Orion, the king of winter skies

The following sun and moon data for Dec. 25, 2008 is provided by the United States Naval Observatory.

Sunrise: 7:20 a.m.

Sunset: 4:57 p.m.

Moonrise: 6:04 a.m.

Moonset: 3:21 p.m.

Moon phase: The moon is waning crescent with 3 percent of the visible disk illuminated. The moon is new Dec. 27 at 5:23 a.m. Mountain Standard Time.

With cold temperatures and a slender crescent moon this holiday — and weather permitting — skywatchers can enjoy prime conditions for observing a number of the season’s signature stars.

By 8 p.m. Orion, the king of winter skies, will have climbed well above the southeastern horizon, and observations are best begun there, using the hunter’s belt as a starting point and landmark.

Oriented vertically in our night sky, the belt points upward toward orange Aldebaran — located about two fist-widths at arm’s length above.

Aldebaran marks the ruddy eye of Taurus the celestial bull, and the star is an orange giant fluctuating between magnitude 0.75 and 0.95.

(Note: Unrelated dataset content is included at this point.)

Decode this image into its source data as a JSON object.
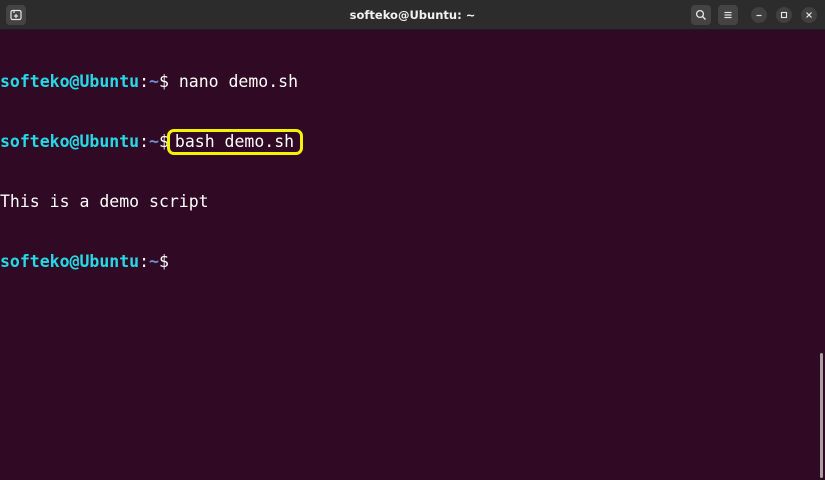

Poised higher over Aldebaran is the tiny, dipper shaped Pleiades cluster. Shimmering like tiny diamonds shrouded in wispy clouds, the Pleiades is the brightest, most famous, and arguably prettiest star cluster in our night sky. It is popularly called the Seven Sisters after a group of mythological nymphs. Although seven primary stars — hence the name the Seven Sisters — outline the dipper shaped cluster, the Pleiades holds about 100 stars.

Going back to Orion’s belt and working downward, the hunter’s belt points almost directly at Sirius, the alpha star in Canis Major. Sirius is located about two fist widths below Orion’s belt.

Shimmering at magnitude -1.44, Sirius is the brightest star in all the heavens. When viewed low above the horizon, brilliant Sirius will dramatically flicker in a variety of different colors. The flickering is caused by Earth’s atmosphere.

Deep sky objects

For those with telescopes, cold winter nights provide the best skywatching opportunities, and two of the constellations mentioned above provides a worthy deep sky target.

In Taurus, stargazers can view the famous Crab Nebula — the remnant of a star that exploded as a supernova.

In Orion, the Orion Nebula — a giant cloud of gas and dust in which a star cluster is being born — is one of the most spectacular deep sky sights.


Photo courtesy NASA
NASA’s Spitzer and Hubble Space Telescopes teamed up to expose the chaos that baby stars are creating 1,500 light years away in a cosmic cloud called the Orion nebula. This striking composite indicates that four monstrously massive stars, collectively called the “Trapezium,” at the center of the cloud may be the main culprits in the Orion constellation, a familiar sight in the fall and winter night sky in the northern hemisphere.